- **The task**: What you output should match the data below exactly.

- **The data**:
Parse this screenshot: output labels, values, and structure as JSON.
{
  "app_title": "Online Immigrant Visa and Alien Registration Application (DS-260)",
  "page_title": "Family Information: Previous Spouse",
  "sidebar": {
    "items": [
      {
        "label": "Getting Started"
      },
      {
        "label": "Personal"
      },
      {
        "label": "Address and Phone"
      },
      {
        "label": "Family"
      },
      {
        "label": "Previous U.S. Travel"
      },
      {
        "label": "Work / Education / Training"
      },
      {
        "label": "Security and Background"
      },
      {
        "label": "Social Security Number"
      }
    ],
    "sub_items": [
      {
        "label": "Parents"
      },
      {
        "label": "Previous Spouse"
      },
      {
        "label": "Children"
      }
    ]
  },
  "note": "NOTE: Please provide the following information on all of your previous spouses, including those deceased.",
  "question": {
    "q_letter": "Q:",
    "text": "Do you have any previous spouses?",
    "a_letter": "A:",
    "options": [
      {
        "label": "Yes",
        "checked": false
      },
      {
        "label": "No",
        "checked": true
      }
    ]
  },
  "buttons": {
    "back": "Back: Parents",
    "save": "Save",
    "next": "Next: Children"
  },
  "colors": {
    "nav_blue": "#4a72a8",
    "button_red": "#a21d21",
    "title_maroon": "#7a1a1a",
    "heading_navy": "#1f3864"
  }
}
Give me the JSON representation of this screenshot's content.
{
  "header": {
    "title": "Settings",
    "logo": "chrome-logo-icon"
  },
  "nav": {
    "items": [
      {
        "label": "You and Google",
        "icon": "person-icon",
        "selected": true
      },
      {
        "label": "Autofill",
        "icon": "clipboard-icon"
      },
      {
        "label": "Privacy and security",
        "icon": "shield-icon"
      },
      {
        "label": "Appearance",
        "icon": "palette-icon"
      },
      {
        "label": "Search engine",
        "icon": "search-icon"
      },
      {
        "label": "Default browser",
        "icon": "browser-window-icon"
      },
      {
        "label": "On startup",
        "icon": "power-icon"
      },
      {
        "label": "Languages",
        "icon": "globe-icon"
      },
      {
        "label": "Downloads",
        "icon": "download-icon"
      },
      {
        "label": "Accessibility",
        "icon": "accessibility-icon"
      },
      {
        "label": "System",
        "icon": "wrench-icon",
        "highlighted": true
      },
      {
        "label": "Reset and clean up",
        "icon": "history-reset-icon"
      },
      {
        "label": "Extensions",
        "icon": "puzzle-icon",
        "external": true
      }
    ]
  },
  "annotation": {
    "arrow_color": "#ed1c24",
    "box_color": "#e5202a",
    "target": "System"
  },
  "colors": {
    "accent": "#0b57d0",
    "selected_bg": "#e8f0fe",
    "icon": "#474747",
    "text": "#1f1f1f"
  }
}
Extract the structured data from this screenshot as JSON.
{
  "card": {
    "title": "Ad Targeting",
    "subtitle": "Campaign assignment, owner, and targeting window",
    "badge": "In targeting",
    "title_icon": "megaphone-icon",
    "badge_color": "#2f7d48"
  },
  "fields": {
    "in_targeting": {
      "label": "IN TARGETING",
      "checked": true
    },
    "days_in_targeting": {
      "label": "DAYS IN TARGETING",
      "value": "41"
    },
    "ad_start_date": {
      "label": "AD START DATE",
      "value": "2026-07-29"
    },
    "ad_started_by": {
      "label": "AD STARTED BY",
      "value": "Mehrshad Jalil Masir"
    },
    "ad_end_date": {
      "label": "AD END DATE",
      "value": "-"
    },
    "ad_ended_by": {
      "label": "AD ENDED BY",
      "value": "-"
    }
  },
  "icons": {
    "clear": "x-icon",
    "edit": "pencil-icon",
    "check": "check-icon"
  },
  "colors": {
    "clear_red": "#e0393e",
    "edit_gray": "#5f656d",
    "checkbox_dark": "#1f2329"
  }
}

- **Written response**:
Parse this screenshot: output labels, values, and structure as JSON.
{
  "app_title": "Online Immigrant Visa and Alien Registration Application (DS-260)",
  "page_title": "Family Information: Previous Spouse",
  "sidebar": {
    "items": [
      {
        "label": "Getting Started"
      },
      {
        "label": "Personal"
      },
      {
        "label": "Address and Phone"
      },
      {
        "label": "Family"
      },
      {
        "label": "Previous U.S. Travel"
      },
      {
        "label": "Work / Education / Training"
      },
      {
        "label": "Security and Background"
      },
      {
        "label": "Social Security Number"
      }
    ],
    "sub_items": [
      {
        "label": "Parents"
      },
      {
        "label": "Previous Spouse"
      },
      {
        "label": "Children"
      }
    ]
  },
  "note": "NOTE: Please provide the following information on all of your previous spouses, including those deceased.",
  "question": {
    "q_letter": "Q:",
    "text": "Do you have any previous spouses?",
    "a_letter": "A:",
    "options": [
      {
        "label": "Yes",
        "checked": false
      },
      {
        "label": "No",
        "checked": true
      }
    ]
  },
  "buttons": {
    "back": "Back: Parents",
    "save": "Save",
    "next": "Next: Children"
  },
  "colors": {
    "nav_blue": "#4a72a8",
    "button_red": "#a21d21",
    "title_maroon": "#7a1a1a",
    "heading_navy": "#1f3864"
  }
}
Give me the JSON representation of this screenshot's content.
{
  "header": {
    "title": "Settings",
    "logo": "chrome-logo-icon"
  },
  "nav": {
    "items": [
      {
        "label": "You and Google",
        "icon": "person-icon",
        "selected": true
      },
      {
        "label": "Autofill",
        "icon": "clipboard-icon"
      },
      {
        "label": "Privacy and security",
        "icon": "shield-icon"
      },
      {
        "label": "Appearance",
        "icon": "palette-icon"
      },
      {
        "label": "Search engine",
        "icon": "search-icon"
      },
      {
        "label": "Default browser",
        "icon": "browser-window-icon"
      },
      {
        "label": "On startup",
        "icon": "power-icon"
      },
      {
        "label": "Languages",
        "icon": "globe-icon"
      },
      {
        "label": "Downloads",
        "icon": "download-icon"
      },
      {
        "label": "Accessibility",
        "icon": "accessibility-icon"
      },
      {
        "label": "System",
        "icon": "wrench-icon",
        "highlighted": true
      },
      {
        "label": "Reset and clean up",
        "icon": "history-reset-icon"
      },
      {
        "label": "Extensions",
        "icon": "puzzle-icon",
        "external": true
      }
    ]
  },
  "annotation": {
    "arrow_color": "#ed1c24",
    "box_color": "#e5202a",
    "target": "System"
  },
  "colors": {
    "accent": "#0b57d0",
    "selected_bg": "#e8f0fe",
    "icon": "#474747",
    "text": "#1f1f1f"
  }
}
Extract the structured data from this screenshot as JSON.
{
  "card": {
    "title": "Ad Targeting",
    "subtitle": "Campaign assignment, owner, and targeting window",
    "badge": "In targeting",
    "title_icon": "megaphone-icon",
    "badge_color": "#2f7d48"
  },
  "fields": {
    "in_targeting": {
      "label": "IN TARGETING",
      "checked": true
    },
    "days_in_targeting": {
      "label": "DAYS IN TARGETING",
      "value": "41"
    },
    "ad_start_date": {
      "label": "AD START DATE",
      "value": "2026-07-29"
    },
    "ad_started_by": {
      "label": "AD STARTED BY",
      "value": "Mehrshad Jalil Masir"
    },
    "ad_end_date": {
      "label": "AD END DATE",
      "value": "-"
    },
    "ad_ended_by": {
      "label": "AD ENDED BY",
      "value": "-"
    }
  },
  "icons": {
    "clear": "x-icon",
    "edit": "pencil-icon",
    "check": "check-icon"
  },
  "colors": {
    "clear_red": "#e0393e",
    "edit_gray": "#5f656d",
    "checkbox_dark": "#1f2329"
  }
}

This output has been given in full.